Prerna Singh Bindra, former member of the National Board for Wildlife and author of The Vanishing: India’s Wildlife Crisis, raised another critical issue affecting Kaziranga’s wildlife—the National Highway 37 that cuts through the landscape between Kaziranga and the hills of Karbi Anglong. Every year, as the national park gets flooded and the animals try and escape, they are left with no choice but to take on the speeding traffic on NH-37 while crossing over to the highland.
This puts additional stress on the animals and despite speed limitations set for vehicles, leads to a large number of animal causalities. According to the flood report of the forest officer, Eastern Assam Wildlife Division, 17 animals were killed by speeding vehicles along NH-37 in this year’s floods. Wildlife conservationists are therefore worried over widening of the NH-37 to accommodate the rising traffic.
“The important issue here that needs to be address on a priority basis is to conserve the corridor connecting Kaziranga to Karbi Anglong, which are the natural highlands. Plans to expand the National Highway 37 that cuts through this vital corridor must be shelved,” Bindra said. “The corridor is also choked by encroachments and expanding infrastructure, such as (tourist) resorts. There is extensive illegal mining (stone quarrying) in Karbi Anglong which must stop and Karbi Anglong must be protected. The passage for wildlife to these natural highlands must be cleared and be made safe,” she added.
Animals swim through the floodwaters in an attempt to reach safer grounds during the floods in Assam. Photo by IFAW/WTI.
Wildlife conservationist and activist Rohit Choudhury had filed a plea with the National Green Tribunal against the widening of NH-37 as it endangers the lives of animals because of heavy traffic. The NGT however disposed the plea since the matter was already under consideration at the Supreme Court.
Creating more and more artificial highlands inside the national park to offer succour to the flood-affected animals, therefore, is not a solution enough, feel experts. In any case, said an official of the Kaziranga National Park, it is mostly rhinos who have taken refuge on these artificial highlands during the floods. Most other animals, like elephants and hog deer, have still preferred to migrate to their natural highland in Karbi Anglong.
Robin Sharma, however, insisted that these highlands were a sort of “mitigation measure”—”however unwilling we may be to the idea”—that have been put in place to deal with the human activity on the animals’ natural passage.
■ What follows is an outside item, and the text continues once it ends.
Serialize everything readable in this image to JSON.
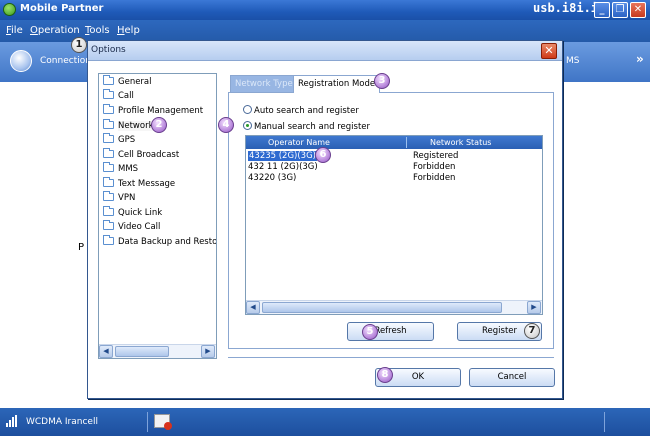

About 70 percent of the 111 existing artificial highlands, he said, were in a dilapidated condition. “The 33 new ones are built along the southern boundary of Kaziranga, in the east-west direction, in the direction of the water flow.”
Pankaj Sharma, however, still asserts that “repairing the existing highlands, instead of building new ones” to provide a temporary solution, would have been ideal. Activist Rohit Choudhury corroborates this, adding that instead of diverting resources in creating artificial refuge spots, stress should be given by the government in clearing the animal corridors to their natural refuge.
Officials in Kaziranga, in the meanwhile, say that they are working towards maintaining the sanctity of the animal corridors, “with no development activity”.
“In some of the functional part of these animal corridors, there have been houses and shops built. We would like to regularise the corridors,” Robin Sharma added.
(This story was first published on Mongabay)